Greater profits can mean more growth, conversely fewer profits means less money to develop new talent and products. Any new technology or idea worth its salt appears to challenge some segment Similarly, networks like Napster may actually be a boon to the music industry. Indeed, surveys show that Napster use may boost CD sales (Peer to Peer, 196). This does not mean that music companies can just jump over to Internet only distribution methods. There still is a number of Internet users that do not feel comfortable about on line purchases and the narrow bandwidth of many home computer modems means hours to download an album. Unless you ve got rabbit-quick DSL service, downloading a song can take half an hour or more (Nirvana Is Just A Click Away, 73).

If music companies moved to a distribution network, which was primarily or exclusively, based on the Internet, then the existing retail sales outlets, such as Sam Goody s, might react negatively. The retail outlets could stop promoting the music companies releases or force them to accept all their inventory of existing CD at full value. This would offset any gains from the Internet sales. The Internet sales would have to have security so that if a sales was made the download file could not be shared with someone else or copied to another format.

It s a lot more complicated than people know. It took American Carmakers more than decade to adapt to competition from more nimble, higher quality Japanese rivals (At Atlantic, My Beef is Not Getting Paid, 118). As technology continues to improve, the music industry can move to more Internet based distributing systems that improves customer satisfaction. Napster highlighted several current problems with the music industry (retail costs, distribution, and development) and they reduced the music company s profits.

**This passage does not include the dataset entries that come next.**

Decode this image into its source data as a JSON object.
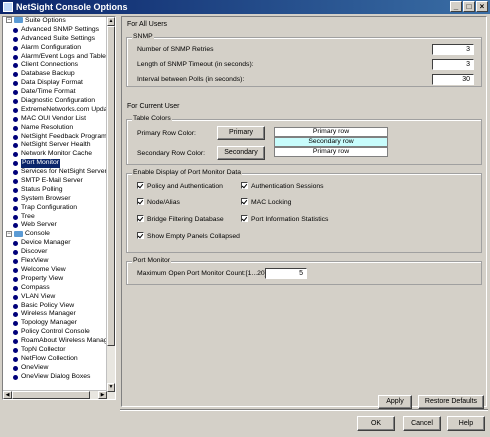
{
  "window": {
    "title": "NetSight Console Options",
    "controls": [
      "_",
      "□",
      "×"
    ]
  },
  "tree": {
    "groups": [
      {
        "label": "Suite Options",
        "items": [
          "Advanced SNMP Settings",
          "Advanced Suite Settings",
          "Alarm Configuration",
          "Alarm/Event Logs and Tables",
          "Client Connections",
          "Database Backup",
          "Data Display Format",
          "Date/Time Format",
          "Diagnostic Configuration",
          "ExtremeNetworks.com Update",
          "MAC OUI Vendor List",
          "Name Resolution",
          "NetSight Feedback Program",
          "NetSight Server Health",
          "Network Monitor Cache",
          "Port Monitor",
          "Services for NetSight Server",
          "SMTP E-Mail Server",
          "Status Polling",
          "System Browser",
          "Trap Configuration",
          "Tree",
          "Web Server"
        ]
      },
      {
        "label": "Console",
        "items": [
          "Device Manager",
          "Discover",
          "FlexView",
          "Welcome View",
          "Property View",
          "Compass",
          "VLAN View",
          "Basic Policy View",
          "Wireless Manager",
          "Topology Manager",
          "Policy Control Console",
          "RoamAbout Wireless Manager",
          "TopN Collector",
          "NetFlow Collection",
          "OneView",
          "OneView Dialog Boxes"
        ]
      }
    ],
    "selected": "Port Monitor"
  },
  "all_users": {
    "heading": "For All Users",
    "snmp": {
      "title": "SNMP",
      "retries_label": "Number of SNMP Retries",
      "retries_value": "3",
      "timeout_label": "Length of SNMP Timeout (in seconds):",
      "timeout_value": "3",
      "interval_label": "Interval between Polls (in seconds):",
      "interval_value": "30"
    }
  },
  "current_user": {
    "heading": "For Current User",
    "table_colors": {
      "title": "Table Colors",
      "primary_label": "Primary Row Color:",
      "primary_button": "Primary",
      "secondary_label": "Secondary Row Color:",
      "secondary_button": "Secondary",
      "preview_rows": [
        "Primary row",
        "Secondary row",
        "Primary row"
      ],
      "primary_color": "#ffffff",
      "secondary_color": "#c8fcfc"
    },
    "port_monitor_data": {
      "title": "Enable Display of Port Monitor Data",
      "options": [
        "Policy and Authentication",
        "Authentication Sessions",
        "Node/Alias",
        "MAC Locking",
        "Bridge Filtering Database",
        "Port Information Statistics",
        "Show Empty Panels Collapsed"
      ]
    },
    "port_monitor": {
      "title": "Port Monitor",
      "max_label": "Maximum Open Port Monitor Count:[1...20]",
      "max_value": "5"
    }
  },
  "actions": {
    "apply": "Apply",
    "restore": "Restore Defaults",
    "ok": "OK",
    "cancel": "Cancel",
    "help": "Help"
  }
}
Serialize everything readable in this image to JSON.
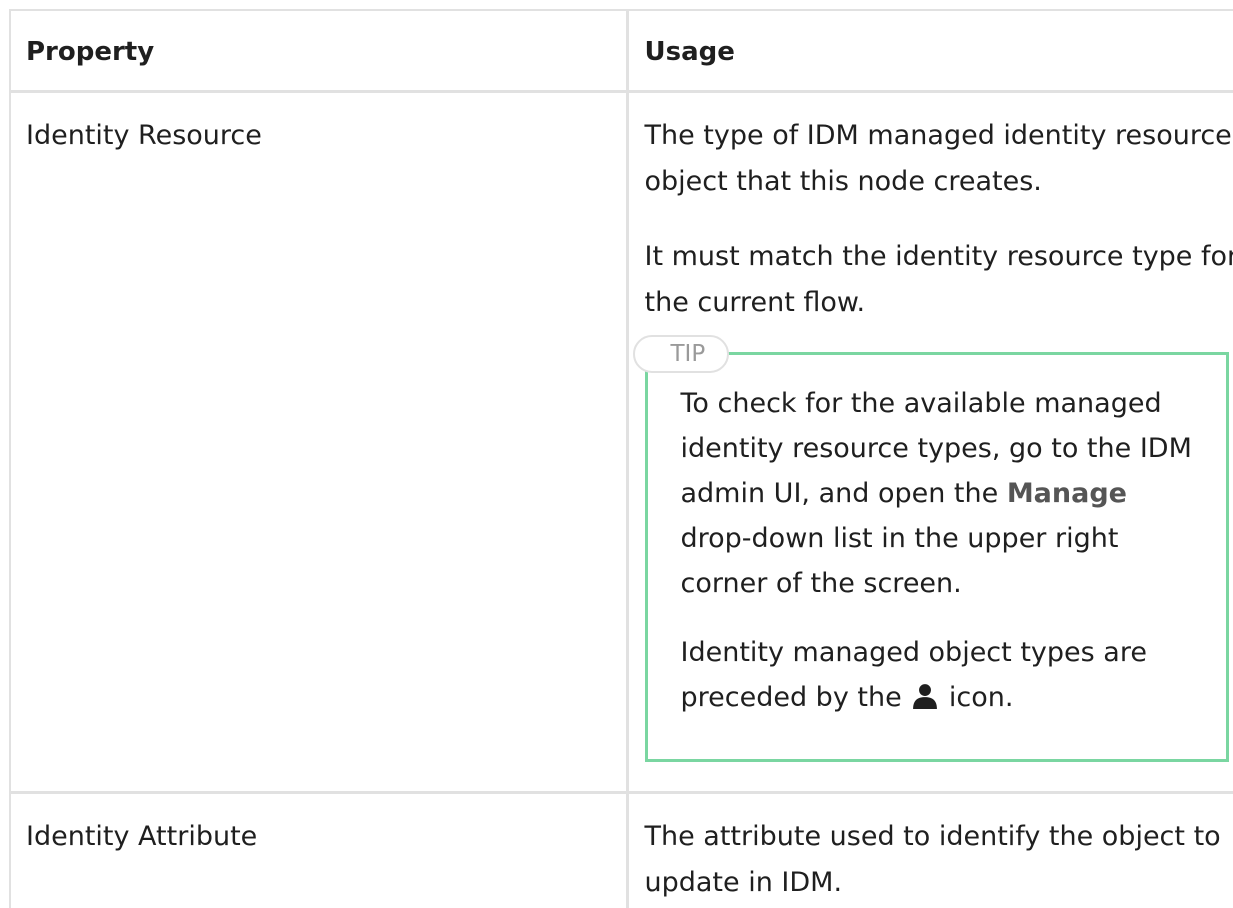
{
  "table": {
    "headers": {
      "property": "Property",
      "usage": "Usage"
    },
    "rows": [
      {
        "property": "Identity Resource",
        "usage_paragraphs": [
          "The type of IDM managed identity resource object that this node creates.",
          "It must match the identity resource type for the current flow."
        ],
        "tip": {
          "label": "TIP",
          "text1_before": "To check for the available managed identity resource types, go to the IDM admin UI, and open the ",
          "text1_bold": "Manage",
          "text1_after": " drop-down list in the upper right corner of the screen.",
          "text2_before": "Identity managed object types are preceded by the ",
          "text2_icon": "user-icon",
          "text2_after": " icon."
        }
      },
      {
        "property": "Identity Attribute",
        "usage_paragraphs": [
          "The attribute used to identify the object to update in IDM."
        ]
      }
    ]
  },
  "colors": {
    "border": "#e1e1e1",
    "tip_border": "#7ad6a1",
    "tip_label": "#9a9a9a"
  }
}
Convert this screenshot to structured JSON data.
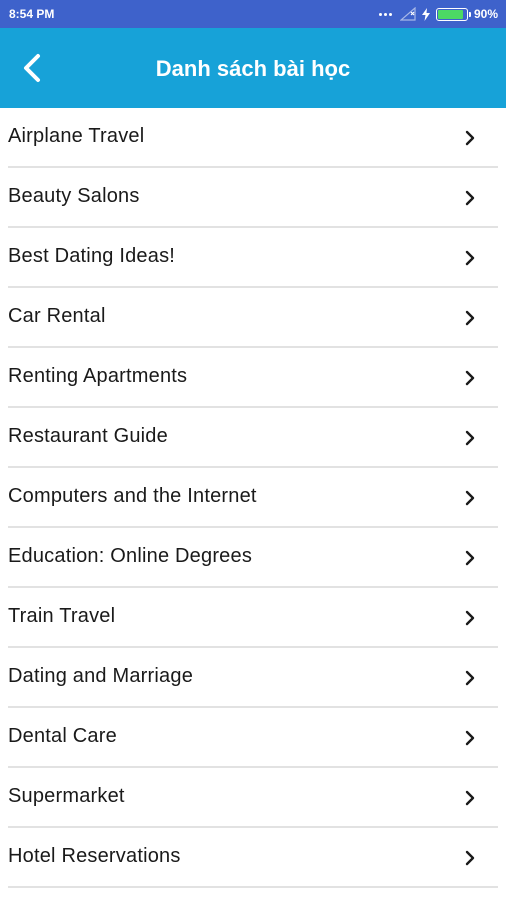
{
  "status_bar": {
    "time": "8:54 PM",
    "battery_percent": "90%",
    "battery_level": 0.9
  },
  "colors": {
    "status_bar_bg": "#3e62cb",
    "app_bar_bg": "#17a2d8",
    "text": "#1a1a1a",
    "divider": "#e2e2e2"
  },
  "icons": {
    "back": "chevron-left-icon",
    "item": "chevron-right-icon"
  },
  "header": {
    "title": "Danh sách bài học"
  },
  "lessons": [
    {
      "label": "Airplane Travel"
    },
    {
      "label": "Beauty Salons"
    },
    {
      "label": "Best Dating Ideas!"
    },
    {
      "label": "Car Rental"
    },
    {
      "label": "Renting Apartments"
    },
    {
      "label": "Restaurant Guide"
    },
    {
      "label": "Computers and the Internet"
    },
    {
      "label": "Education: Online Degrees"
    },
    {
      "label": "Train Travel"
    },
    {
      "label": "Dating and Marriage"
    },
    {
      "label": "Dental Care"
    },
    {
      "label": "Supermarket"
    },
    {
      "label": "Hotel Reservations"
    }
  ]
}
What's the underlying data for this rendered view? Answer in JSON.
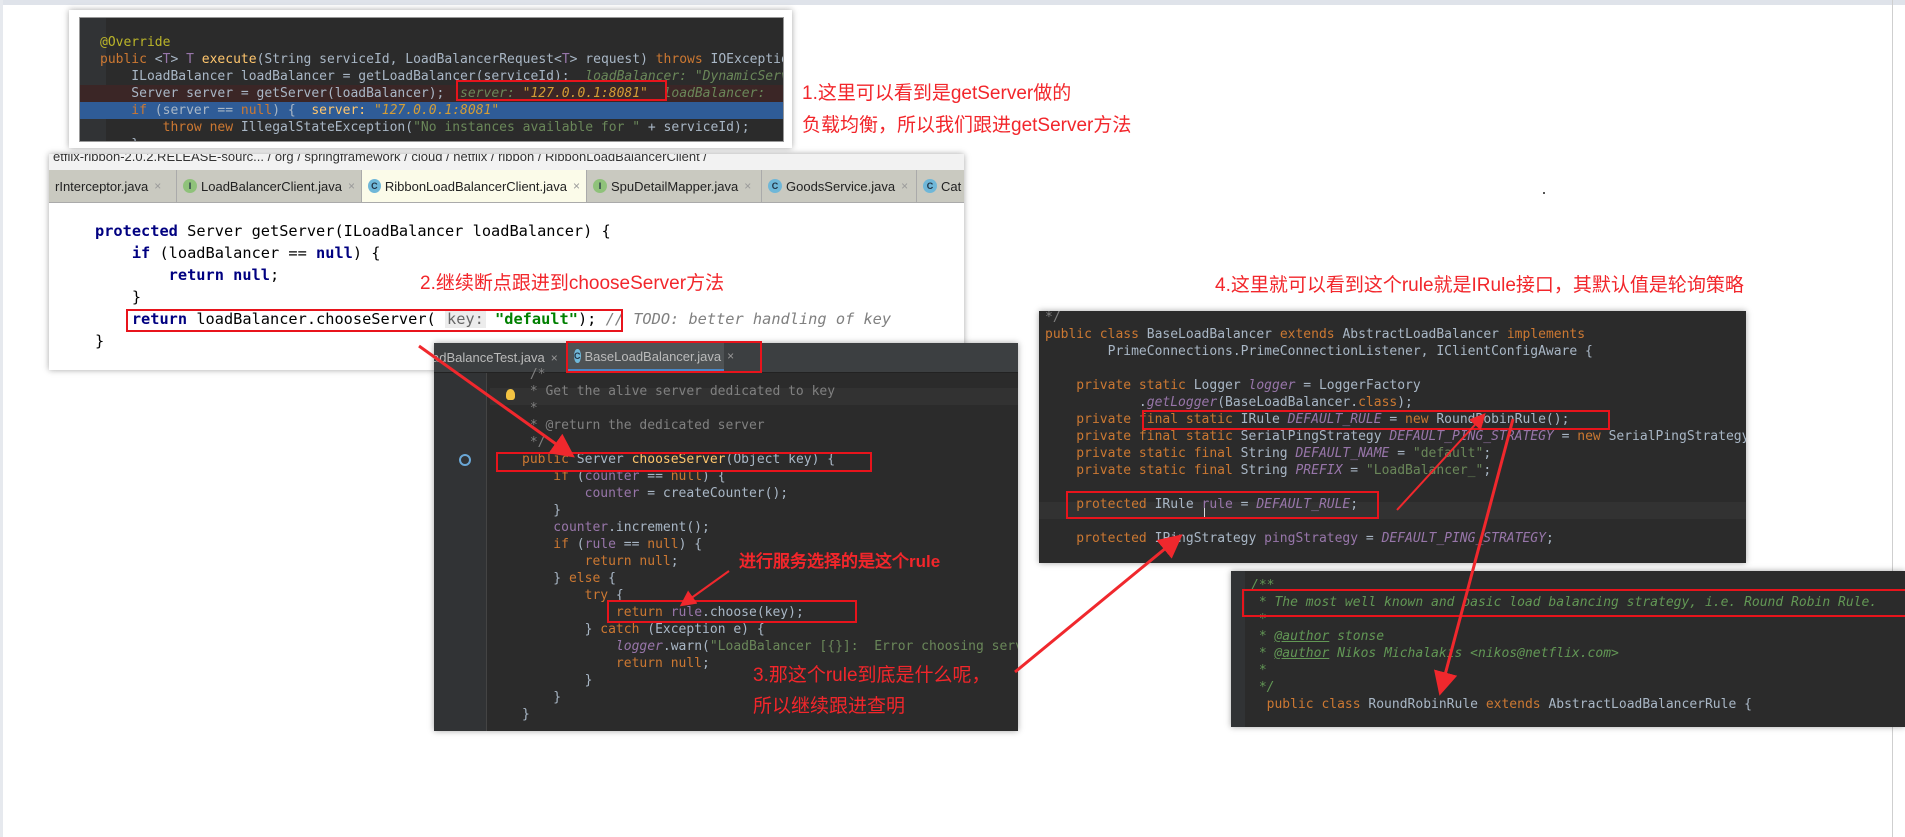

Issues dealing with transaction and download security are common with other industries and their solutions may have a positive spillover effect in the music industry. The music companies will have ancillary changes in how artists and retailers are developed and paid. With greater profits, at the record company, artists will want a larger share and retail outlets will not want to disappear from the market. Shareholders will demand increased stock prices in order to increase their own worth. These trends in the music industry have and will continue to influence the economy as the music industry changes to incorporate new technology, down to the amount of money a city may need to resurface its streets. BIBLIOGRAPHY Ante, Spencer E.

Inside Napster. Business Week. 14 August 2000: 112-118. Berman, Denis K. Why Napster Is Good News. Business Week.

1 Aug 2000: 76. Bull, Steven V, et al. A little Net Music Business Week. 7 Feb 2000: 34-35. Cohen, Warner. Napster Rocks the Music Industry.

US News and World Report. 6 March 2000: 41. Farley, Christopher John. Nirvana Is Just A Click Away.

Time. 14 Aug 2000: 73. Lyons, Daniel. Turning Traitor. Forbes. 24 Jan 2000: 131-132 How Trends In Music Can Influence The Economy By: Ian Thompson April 19, 2001 Honors Civics 213 Period H.